### Problem statement
Find and copy each line of the listing below that has the word "Connected" in it.

------------

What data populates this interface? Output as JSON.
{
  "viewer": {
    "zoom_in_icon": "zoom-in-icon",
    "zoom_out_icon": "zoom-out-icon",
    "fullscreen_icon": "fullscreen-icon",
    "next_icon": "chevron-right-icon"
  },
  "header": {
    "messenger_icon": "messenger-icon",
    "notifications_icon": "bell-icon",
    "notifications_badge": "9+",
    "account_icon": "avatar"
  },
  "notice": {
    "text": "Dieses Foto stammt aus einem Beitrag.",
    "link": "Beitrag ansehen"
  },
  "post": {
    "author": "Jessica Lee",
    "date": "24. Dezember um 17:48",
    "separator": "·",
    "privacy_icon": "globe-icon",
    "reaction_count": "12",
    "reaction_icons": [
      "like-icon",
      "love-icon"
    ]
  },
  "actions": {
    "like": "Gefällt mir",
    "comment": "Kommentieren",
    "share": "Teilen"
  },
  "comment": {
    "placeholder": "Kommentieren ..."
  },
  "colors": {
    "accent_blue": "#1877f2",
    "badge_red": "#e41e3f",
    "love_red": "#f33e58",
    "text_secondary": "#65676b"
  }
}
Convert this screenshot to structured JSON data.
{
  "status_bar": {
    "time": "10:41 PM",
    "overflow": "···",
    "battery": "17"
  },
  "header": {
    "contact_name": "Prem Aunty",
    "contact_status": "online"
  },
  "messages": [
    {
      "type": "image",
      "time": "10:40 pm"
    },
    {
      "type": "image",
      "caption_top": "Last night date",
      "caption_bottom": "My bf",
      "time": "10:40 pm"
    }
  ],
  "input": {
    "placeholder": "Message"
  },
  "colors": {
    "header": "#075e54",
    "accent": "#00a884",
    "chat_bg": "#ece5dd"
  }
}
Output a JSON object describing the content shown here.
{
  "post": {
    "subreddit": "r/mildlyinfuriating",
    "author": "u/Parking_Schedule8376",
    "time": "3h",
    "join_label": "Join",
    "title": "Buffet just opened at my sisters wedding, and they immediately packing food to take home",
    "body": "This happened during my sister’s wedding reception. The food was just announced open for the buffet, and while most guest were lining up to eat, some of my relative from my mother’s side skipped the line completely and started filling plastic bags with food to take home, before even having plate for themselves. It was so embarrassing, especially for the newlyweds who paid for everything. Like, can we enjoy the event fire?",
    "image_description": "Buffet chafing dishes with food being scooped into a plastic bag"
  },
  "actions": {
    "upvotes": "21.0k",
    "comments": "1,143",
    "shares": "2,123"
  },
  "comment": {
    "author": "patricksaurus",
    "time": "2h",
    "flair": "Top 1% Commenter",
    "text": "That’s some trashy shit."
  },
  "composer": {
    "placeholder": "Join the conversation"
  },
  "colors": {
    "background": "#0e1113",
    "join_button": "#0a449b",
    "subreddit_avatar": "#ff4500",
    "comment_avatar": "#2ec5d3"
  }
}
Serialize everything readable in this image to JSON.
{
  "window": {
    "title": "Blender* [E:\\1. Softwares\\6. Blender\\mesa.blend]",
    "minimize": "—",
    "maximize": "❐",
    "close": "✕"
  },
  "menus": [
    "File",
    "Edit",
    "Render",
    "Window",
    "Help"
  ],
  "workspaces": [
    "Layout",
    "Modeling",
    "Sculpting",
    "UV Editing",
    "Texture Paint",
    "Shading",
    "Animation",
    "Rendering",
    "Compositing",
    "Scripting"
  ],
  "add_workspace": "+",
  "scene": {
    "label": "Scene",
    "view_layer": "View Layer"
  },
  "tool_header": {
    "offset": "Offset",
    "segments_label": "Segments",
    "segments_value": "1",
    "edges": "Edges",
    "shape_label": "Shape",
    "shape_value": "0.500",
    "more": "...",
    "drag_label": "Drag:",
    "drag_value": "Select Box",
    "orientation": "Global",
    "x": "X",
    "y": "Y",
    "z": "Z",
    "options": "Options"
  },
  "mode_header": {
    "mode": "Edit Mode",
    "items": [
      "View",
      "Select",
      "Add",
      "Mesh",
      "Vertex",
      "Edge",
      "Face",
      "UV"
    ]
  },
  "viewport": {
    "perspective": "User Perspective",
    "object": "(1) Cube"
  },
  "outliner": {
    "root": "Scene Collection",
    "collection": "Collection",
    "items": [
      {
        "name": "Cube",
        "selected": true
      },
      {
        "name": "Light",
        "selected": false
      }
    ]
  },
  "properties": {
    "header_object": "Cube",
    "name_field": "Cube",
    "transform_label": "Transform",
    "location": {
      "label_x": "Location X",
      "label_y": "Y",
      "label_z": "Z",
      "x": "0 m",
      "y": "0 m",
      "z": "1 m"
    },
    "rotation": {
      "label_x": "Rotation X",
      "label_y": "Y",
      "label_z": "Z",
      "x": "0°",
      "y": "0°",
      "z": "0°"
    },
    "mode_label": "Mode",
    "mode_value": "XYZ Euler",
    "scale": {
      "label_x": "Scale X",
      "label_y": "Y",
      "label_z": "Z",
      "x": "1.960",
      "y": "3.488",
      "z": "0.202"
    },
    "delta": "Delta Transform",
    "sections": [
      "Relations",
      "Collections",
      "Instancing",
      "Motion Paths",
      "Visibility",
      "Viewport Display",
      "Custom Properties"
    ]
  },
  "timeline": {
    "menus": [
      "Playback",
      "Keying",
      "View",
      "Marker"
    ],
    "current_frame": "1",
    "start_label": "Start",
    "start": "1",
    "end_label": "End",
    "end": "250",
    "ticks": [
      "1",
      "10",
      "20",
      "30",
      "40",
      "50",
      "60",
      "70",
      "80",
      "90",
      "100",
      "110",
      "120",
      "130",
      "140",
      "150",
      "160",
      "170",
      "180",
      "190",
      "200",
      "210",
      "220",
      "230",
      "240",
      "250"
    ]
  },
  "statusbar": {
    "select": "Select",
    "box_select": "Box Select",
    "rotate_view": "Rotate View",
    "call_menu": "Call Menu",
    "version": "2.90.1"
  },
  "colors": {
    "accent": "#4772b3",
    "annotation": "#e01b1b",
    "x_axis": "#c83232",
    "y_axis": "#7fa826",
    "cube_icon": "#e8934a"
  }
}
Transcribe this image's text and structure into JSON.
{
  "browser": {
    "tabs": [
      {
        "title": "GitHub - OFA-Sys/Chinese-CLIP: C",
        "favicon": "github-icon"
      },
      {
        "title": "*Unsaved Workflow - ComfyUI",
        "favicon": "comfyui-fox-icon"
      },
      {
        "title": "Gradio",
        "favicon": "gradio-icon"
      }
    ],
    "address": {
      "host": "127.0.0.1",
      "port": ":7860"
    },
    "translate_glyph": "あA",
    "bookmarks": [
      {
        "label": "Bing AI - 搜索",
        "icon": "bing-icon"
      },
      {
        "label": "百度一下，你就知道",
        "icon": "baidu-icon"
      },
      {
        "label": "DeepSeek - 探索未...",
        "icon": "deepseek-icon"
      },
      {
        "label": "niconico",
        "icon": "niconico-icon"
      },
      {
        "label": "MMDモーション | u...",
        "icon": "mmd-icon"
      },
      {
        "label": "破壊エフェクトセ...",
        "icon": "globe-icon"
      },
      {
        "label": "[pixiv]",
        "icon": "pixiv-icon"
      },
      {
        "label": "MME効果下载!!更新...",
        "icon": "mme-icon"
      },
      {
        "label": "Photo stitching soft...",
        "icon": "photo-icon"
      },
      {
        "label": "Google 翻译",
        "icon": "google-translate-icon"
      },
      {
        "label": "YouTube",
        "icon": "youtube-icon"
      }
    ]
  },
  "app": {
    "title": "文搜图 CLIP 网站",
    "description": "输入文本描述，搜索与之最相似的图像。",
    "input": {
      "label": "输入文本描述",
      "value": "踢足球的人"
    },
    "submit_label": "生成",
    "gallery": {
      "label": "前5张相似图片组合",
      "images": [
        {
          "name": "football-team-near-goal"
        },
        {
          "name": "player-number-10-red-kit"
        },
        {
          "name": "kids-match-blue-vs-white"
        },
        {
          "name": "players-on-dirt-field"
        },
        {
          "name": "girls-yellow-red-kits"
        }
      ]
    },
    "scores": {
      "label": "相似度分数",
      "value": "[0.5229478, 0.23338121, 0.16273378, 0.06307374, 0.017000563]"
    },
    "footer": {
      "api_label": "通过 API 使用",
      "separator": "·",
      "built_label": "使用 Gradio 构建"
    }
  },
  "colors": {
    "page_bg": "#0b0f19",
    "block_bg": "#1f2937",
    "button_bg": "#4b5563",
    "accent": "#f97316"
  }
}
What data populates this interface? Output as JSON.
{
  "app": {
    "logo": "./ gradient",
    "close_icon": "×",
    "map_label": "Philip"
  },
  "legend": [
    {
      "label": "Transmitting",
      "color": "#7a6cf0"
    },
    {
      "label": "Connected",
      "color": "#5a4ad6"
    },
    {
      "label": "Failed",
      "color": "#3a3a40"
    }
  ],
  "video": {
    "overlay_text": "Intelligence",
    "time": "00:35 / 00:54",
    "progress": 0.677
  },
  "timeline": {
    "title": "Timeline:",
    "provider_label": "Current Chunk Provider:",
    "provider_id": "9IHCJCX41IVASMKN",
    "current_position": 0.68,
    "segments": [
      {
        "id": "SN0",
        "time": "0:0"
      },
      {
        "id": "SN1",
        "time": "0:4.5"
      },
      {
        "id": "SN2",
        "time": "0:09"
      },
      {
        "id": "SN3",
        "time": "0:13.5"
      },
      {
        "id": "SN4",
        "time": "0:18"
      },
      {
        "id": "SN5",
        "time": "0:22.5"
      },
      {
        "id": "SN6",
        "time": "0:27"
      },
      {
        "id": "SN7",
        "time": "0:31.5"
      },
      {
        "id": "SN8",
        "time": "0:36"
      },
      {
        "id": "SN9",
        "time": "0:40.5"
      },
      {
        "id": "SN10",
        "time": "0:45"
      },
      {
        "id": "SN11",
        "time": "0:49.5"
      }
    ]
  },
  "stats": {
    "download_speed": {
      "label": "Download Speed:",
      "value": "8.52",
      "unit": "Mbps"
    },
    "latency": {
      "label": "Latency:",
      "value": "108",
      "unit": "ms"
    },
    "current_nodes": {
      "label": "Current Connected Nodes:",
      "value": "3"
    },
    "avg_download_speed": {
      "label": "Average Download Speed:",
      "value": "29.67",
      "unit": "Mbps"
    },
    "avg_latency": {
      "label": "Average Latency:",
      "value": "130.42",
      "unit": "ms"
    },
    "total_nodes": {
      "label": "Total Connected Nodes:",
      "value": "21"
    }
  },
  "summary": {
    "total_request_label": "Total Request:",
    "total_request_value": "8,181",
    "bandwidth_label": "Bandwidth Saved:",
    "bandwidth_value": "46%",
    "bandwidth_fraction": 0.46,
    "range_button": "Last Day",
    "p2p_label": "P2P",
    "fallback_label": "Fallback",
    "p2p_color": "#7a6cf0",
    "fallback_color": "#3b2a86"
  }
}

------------

### Answer space
      "label": "Connected",
      "label": "Current Connected Nodes:",
      "label": "Total Connected Nodes:",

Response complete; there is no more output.